Many of us begin with the first choice, myself included. I don’t quite remember the exact thoughts in the beginning because I was four. I have some memories from my start but they are just that, memories that could be factual or reproductions I have fabricated later in life from looking at photos. Who knows, and really, it isn’t important. I do know that it came quickly, it came easily, I was drawn to music and it made everything a little less empty. It didn’t require much work to play the pieces I was given in a way that the audiences or my teachers would deem good. So, as a young student I thought very simply about the violin. I am asked to play this piece. Okay, I will listen to it and soon I will know how to play it. Done. Next. Move on. Repeat. But the unfortunate byproduct was that I still fell victim to the natural fear and instincts within:
1. This is like juggling-jumping-spinning-and-brushing-your-teeth at the same time.
2. This instrument is expensive so don’t break it.
3. Definitely do not drop it, be careful, hold on!
4. What size tuxedo will you need for your first performance?
5. Oh yeah, relax! Are you listening? I said relax!
Not only this, but as a 4 year old, my only education had been in the school of holding stuff. I felt like I knew quite a bit:
1. Hold mom’s hand when crossing the street.
2. Hold fingers that are extended to me.
3. Hold onto things and put them in my mouth to examine.
4. Hold a fork to eat because I’m four, time to be sophisticated, no more shoveling food with dirty fingers (still struggling).
They say musicians are more than likely to excel in mathematical skills. Here is a formula to summarize:
clueless + overwhelmed + confused = stressed
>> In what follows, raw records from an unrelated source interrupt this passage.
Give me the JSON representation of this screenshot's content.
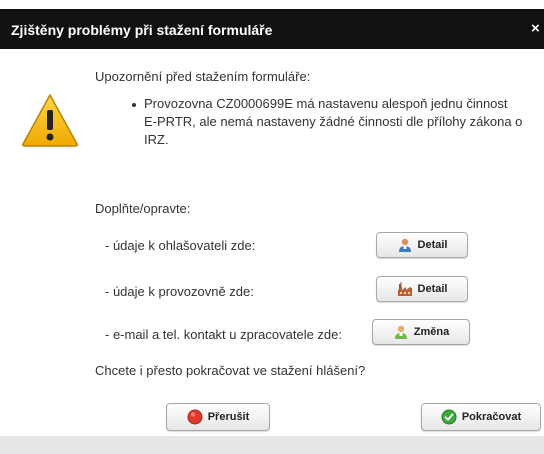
{
  "dialog": {
    "title": "Zjištěny problémy při stažení formuláře",
    "close_label": "×",
    "intro": "Upozornění před stažením formuláře:",
    "bullet_lines": [
      "Provozovna CZ0000699E má nastavenu alespoň jednu činnost",
      "E-PRTR, ale nemá nastaveny žádné činnosti dle přílohy zákona o",
      "IRZ."
    ],
    "fix_prompt": "Doplňte/opravte:",
    "rows": [
      {
        "label": "- údaje k ohlašovateli zde:",
        "button_label": "Detail",
        "icon": "person-icon"
      },
      {
        "label": "- údaje k provozovně zde:",
        "button_label": "Detail",
        "icon": "factory-icon"
      },
      {
        "label": "- e-mail a tel. kontakt u zpracovatele zde:",
        "button_label": "Změna",
        "icon": "person-edit-icon"
      }
    ],
    "question": "Chcete i přesto pokračovat ve stažení hlášení?",
    "cancel_label": "Přerušit",
    "continue_label": "Pokračovat"
  },
  "colors": {
    "titlebar": "#111111",
    "warning": "#f5b800",
    "cancel_icon": "#e03a2f",
    "continue_icon": "#3cab3c"
  }
}
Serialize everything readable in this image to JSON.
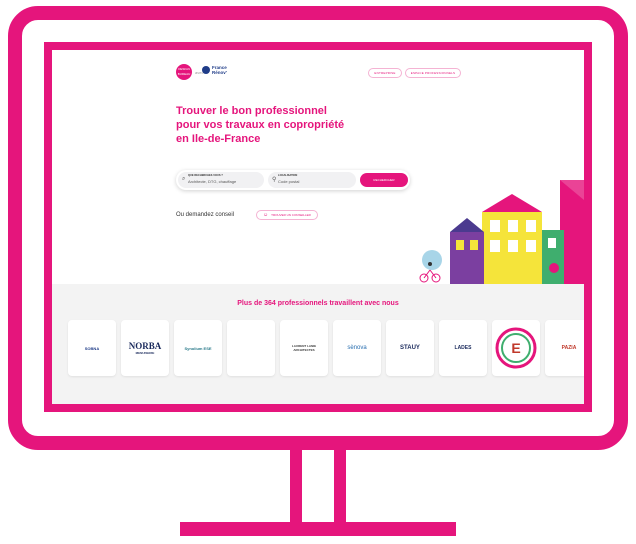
{
  "header": {
    "badge_lines": [
      "DESIGN",
      "BUREAU"
    ],
    "separator": "avec",
    "partner_logo": [
      "France",
      "Rénov'"
    ],
    "btn_companies": "ENTREPRISE",
    "btn_pro_space": "ESPACE PROFESSIONNELS"
  },
  "hero": {
    "title_lines": [
      "Trouver le bon professionnel",
      "pour vos travaux en copropriété",
      "en Ile-de-France"
    ]
  },
  "search": {
    "what_label": "QUE RECHERCHEZ-VOUS ?",
    "what_placeholder": "Architecte, DTG, chauffage",
    "where_label": "LOCALISATION",
    "where_placeholder": "Code postal",
    "button": "RECHERCHER",
    "search_icon": "search-icon",
    "pin_icon": "location-pin-icon"
  },
  "advice": {
    "text": "Ou demandez conseil",
    "button": "TROUVER UN CONSEILLER",
    "icon": "person-icon"
  },
  "professionals": {
    "title": "Plus de 364 professionnels travaillent avec nous",
    "logos": [
      {
        "name": "SOBNA"
      },
      {
        "name": "NORBA",
        "sub": "MENUISERIE"
      },
      {
        "name": "Synolium ESE"
      },
      {
        "name": ""
      },
      {
        "name": "LAURENT LANIE",
        "sub": "ARCHITECTES"
      },
      {
        "name": "sènova"
      },
      {
        "name": "STAUY"
      },
      {
        "name": "LADES"
      },
      {
        "name": "E"
      },
      {
        "name": "PAZIA"
      }
    ]
  },
  "colors": {
    "brand": "#e5157c",
    "navy": "#1f3c88",
    "band": "#f3f3f3"
  }
}
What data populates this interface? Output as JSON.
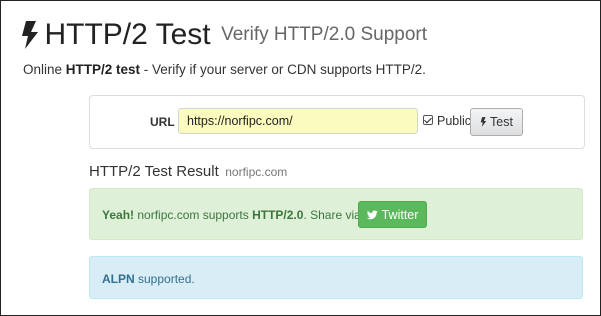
{
  "header": {
    "title": "HTTP/2 Test",
    "subtitle": "Verify HTTP/2.0 Support",
    "tagline_prefix": "Online ",
    "tagline_bold": "HTTP/2 test",
    "tagline_rest": " - Verify if your server or CDN supports HTTP/2."
  },
  "form": {
    "url_label": "URL",
    "url_value": "https://norfipc.com/",
    "public_label": "Public",
    "public_checked": true,
    "test_button_label": "Test"
  },
  "result": {
    "heading": "HTTP/2 Test Result",
    "host": "norfipc.com",
    "success": {
      "lead": "Yeah!",
      "host": " norfipc.com supports ",
      "protocol": "HTTP/2.0",
      "share": ". Share via:",
      "twitter_label": "Twitter"
    },
    "info": {
      "lead": "ALPN",
      "rest": " supported."
    }
  },
  "colors": {
    "success_bg": "#dff0d8",
    "success_text": "#3c763d",
    "twitter_button": "#5cb85c",
    "info_bg": "#d9edf7",
    "info_text": "#31708f",
    "url_input_bg": "#fbfbbf"
  },
  "icons": {
    "title_icon": "bolt-icon",
    "test_button_icon": "bolt-icon",
    "twitter_icon": "twitter-bird-icon"
  }
}
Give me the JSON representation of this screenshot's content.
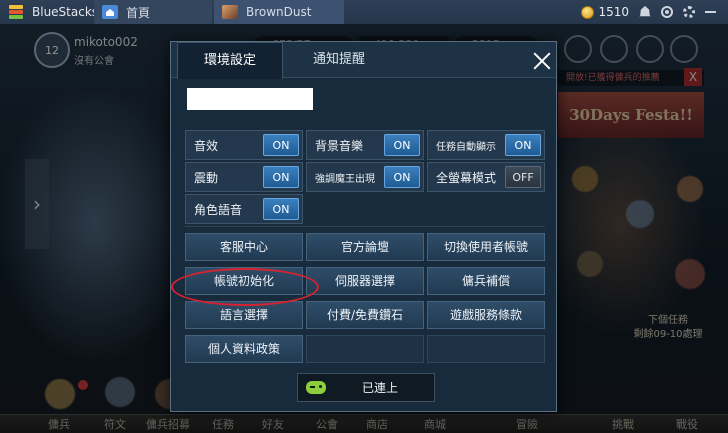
{
  "titlebar": {
    "app_name": "BlueStacks",
    "tabs": [
      {
        "label": "首頁",
        "icon": "home-icon"
      },
      {
        "label": "BrownDust",
        "icon": "game-icon"
      }
    ],
    "coins": "1510"
  },
  "hud": {
    "level": "12",
    "player_name": "mikoto002",
    "guild": "沒有公會",
    "resources": [
      "673/57",
      "410 220",
      "2315"
    ]
  },
  "background": {
    "banner_text": "30Days Festa!!",
    "banner_top": "開放!已獲得傭兵的推薦",
    "banner_close": "X",
    "side_arrow": "›",
    "next_task_line1": "下個任務",
    "next_task_line2": "剩餘09-10處理",
    "bottom_nav": [
      "傭兵",
      "符文",
      "傭兵招募",
      "任務",
      "好友",
      "公會",
      "商店",
      "商城",
      "冒險",
      "挑戰",
      "戰役"
    ]
  },
  "dialog": {
    "tabs": [
      {
        "label": "環境設定",
        "active": true
      },
      {
        "label": "通知提醒",
        "active": false
      }
    ],
    "toggles": [
      {
        "label": "音效",
        "state": "ON"
      },
      {
        "label": "背景音樂",
        "state": "ON"
      },
      {
        "label": "任務自動顯示",
        "state": "ON"
      },
      {
        "label": "震動",
        "state": "ON"
      },
      {
        "label": "強調魔王出現",
        "state": "ON"
      },
      {
        "label": "全螢幕模式",
        "state": "OFF"
      },
      {
        "label": "角色語音",
        "state": "ON"
      }
    ],
    "buttons": [
      "客服中心",
      "官方論壇",
      "切換使用者帳號",
      "帳號初始化",
      "伺服器選擇",
      "傭兵補償",
      "語言選擇",
      "付費/免費鑽石",
      "遊戲服務條款",
      "個人資料政策"
    ],
    "connect_label": "已連上"
  },
  "colors": {
    "toggle_on": "#2a6ea8",
    "toggle_off": "#34404c",
    "highlight": "#d8222f",
    "panel": "#182b3c"
  }
}
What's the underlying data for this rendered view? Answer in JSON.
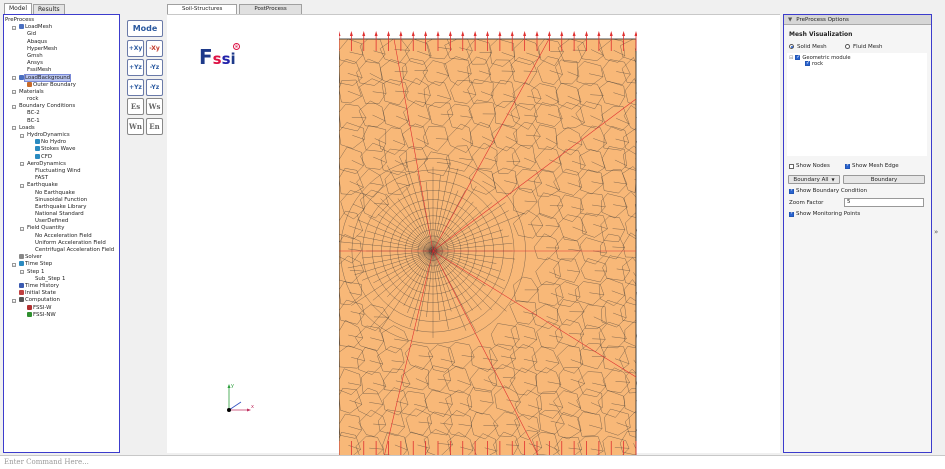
{
  "left_tabs": [
    "Model",
    "Results"
  ],
  "tree": [
    {
      "label": "PreProcess",
      "level": 0,
      "icon": ""
    },
    {
      "label": "LoadMesh",
      "level": 1,
      "icon": "grid",
      "toggle": "-"
    },
    {
      "label": "Gid",
      "level": 2,
      "icon": ""
    },
    {
      "label": "Abaqus",
      "level": 2,
      "icon": ""
    },
    {
      "label": "HyperMesh",
      "level": 2,
      "icon": ""
    },
    {
      "label": "Gmsh",
      "level": 2,
      "icon": ""
    },
    {
      "label": "Ansys",
      "level": 2,
      "icon": ""
    },
    {
      "label": "FssiMesh",
      "level": 2,
      "icon": ""
    },
    {
      "label": "LoadBackground",
      "level": 1,
      "icon": "bg",
      "toggle": "-",
      "selected": true
    },
    {
      "label": "Outer Boundary",
      "level": 2,
      "icon": "boundary"
    },
    {
      "label": "Materials",
      "level": 1,
      "icon": "",
      "toggle": "-"
    },
    {
      "label": "rock",
      "level": 2,
      "icon": ""
    },
    {
      "label": "Boundary Conditions",
      "level": 1,
      "icon": "",
      "toggle": "-"
    },
    {
      "label": "BC-2",
      "level": 2,
      "icon": ""
    },
    {
      "label": "BC-1",
      "level": 2,
      "icon": ""
    },
    {
      "label": "Loads",
      "level": 1,
      "icon": "",
      "toggle": "-"
    },
    {
      "label": "HydroDynamics",
      "level": 2,
      "icon": "",
      "toggle": "-"
    },
    {
      "label": "No Hydro",
      "level": 3,
      "icon": "cube"
    },
    {
      "label": "Stokes Wave",
      "level": 3,
      "icon": "wave"
    },
    {
      "label": "CFD",
      "level": 3,
      "icon": "cfd"
    },
    {
      "label": "AeroDynamics",
      "level": 2,
      "icon": "",
      "toggle": "-"
    },
    {
      "label": "Fluctuating Wind",
      "level": 3,
      "icon": ""
    },
    {
      "label": "FAST",
      "level": 3,
      "icon": ""
    },
    {
      "label": "Earthquake",
      "level": 2,
      "icon": "",
      "toggle": "-"
    },
    {
      "label": "No Earthquake",
      "level": 3,
      "icon": ""
    },
    {
      "label": "Sinusoidal Function",
      "level": 3,
      "icon": ""
    },
    {
      "label": "Earthquake Library",
      "level": 3,
      "icon": ""
    },
    {
      "label": "National Standard",
      "level": 3,
      "icon": ""
    },
    {
      "label": "UserDefined",
      "level": 3,
      "icon": ""
    },
    {
      "label": "Field Quantity",
      "level": 2,
      "icon": "",
      "toggle": "-"
    },
    {
      "label": "No Acceleration Field",
      "level": 3,
      "icon": ""
    },
    {
      "label": "Uniform Acceleration Field",
      "level": 3,
      "icon": ""
    },
    {
      "label": "Centrifugal Acceleration Field",
      "level": 3,
      "icon": ""
    },
    {
      "label": "Solver",
      "level": 1,
      "icon": "solver"
    },
    {
      "label": "Time Step",
      "level": 1,
      "icon": "clock",
      "toggle": "-"
    },
    {
      "label": "Step 1",
      "level": 2,
      "icon": "",
      "toggle": "-"
    },
    {
      "label": "Sub_Step 1",
      "level": 3,
      "icon": ""
    },
    {
      "label": "Time History",
      "level": 1,
      "icon": "history"
    },
    {
      "label": "Initial State",
      "level": 1,
      "icon": "state"
    },
    {
      "label": "Computation",
      "level": 1,
      "icon": "comp",
      "toggle": "-"
    },
    {
      "label": "FSSI-W",
      "level": 2,
      "icon": "fw"
    },
    {
      "label": "FSSI-NW",
      "level": 2,
      "icon": "fnw"
    }
  ],
  "toolbar": {
    "mode_label": "Mode",
    "buttons": [
      [
        "+Xy",
        "-Xy"
      ],
      [
        "+Yz",
        "-Yz"
      ],
      [
        "+Yz",
        "-Yz"
      ],
      [
        "Es",
        "Ws"
      ],
      [
        "Wn",
        "En"
      ]
    ]
  },
  "center_tabs": [
    "Soil-Structures",
    "PostProcess"
  ],
  "logo": {
    "letters": [
      "F",
      "s",
      "s",
      "i"
    ],
    "mark": "®"
  },
  "axes": {
    "y": "y",
    "x": "x"
  },
  "right_panel": {
    "header": "PreProcess Options",
    "section_title": "Mesh Visualization",
    "radio_solid": "Solid Mesh",
    "radio_fluid": "Fluid Mesh",
    "geo_module": "Geometric module",
    "geo_item": "rock",
    "show_nodes": "Show Nodes",
    "show_mesh_edge": "Show Mesh Edge",
    "boundary_select": "Boundary All",
    "boundary_button": "Boundary",
    "show_bc": "Show Boundary Condition",
    "zoom_label": "Zoom Factor",
    "zoom_value": "5",
    "show_monitor": "Show Monitoring Points"
  },
  "command_placeholder": "Enter Command Here...",
  "colors": {
    "mesh_fill": "#f8b878",
    "mesh_line": "#333333",
    "bc_arrow": "#e03030",
    "highlight": "#3c3ccc"
  }
}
stress + schedule + group of peers = need for action
genetics + need for action = tension
tension = grip of death
grip of death = fucked from day one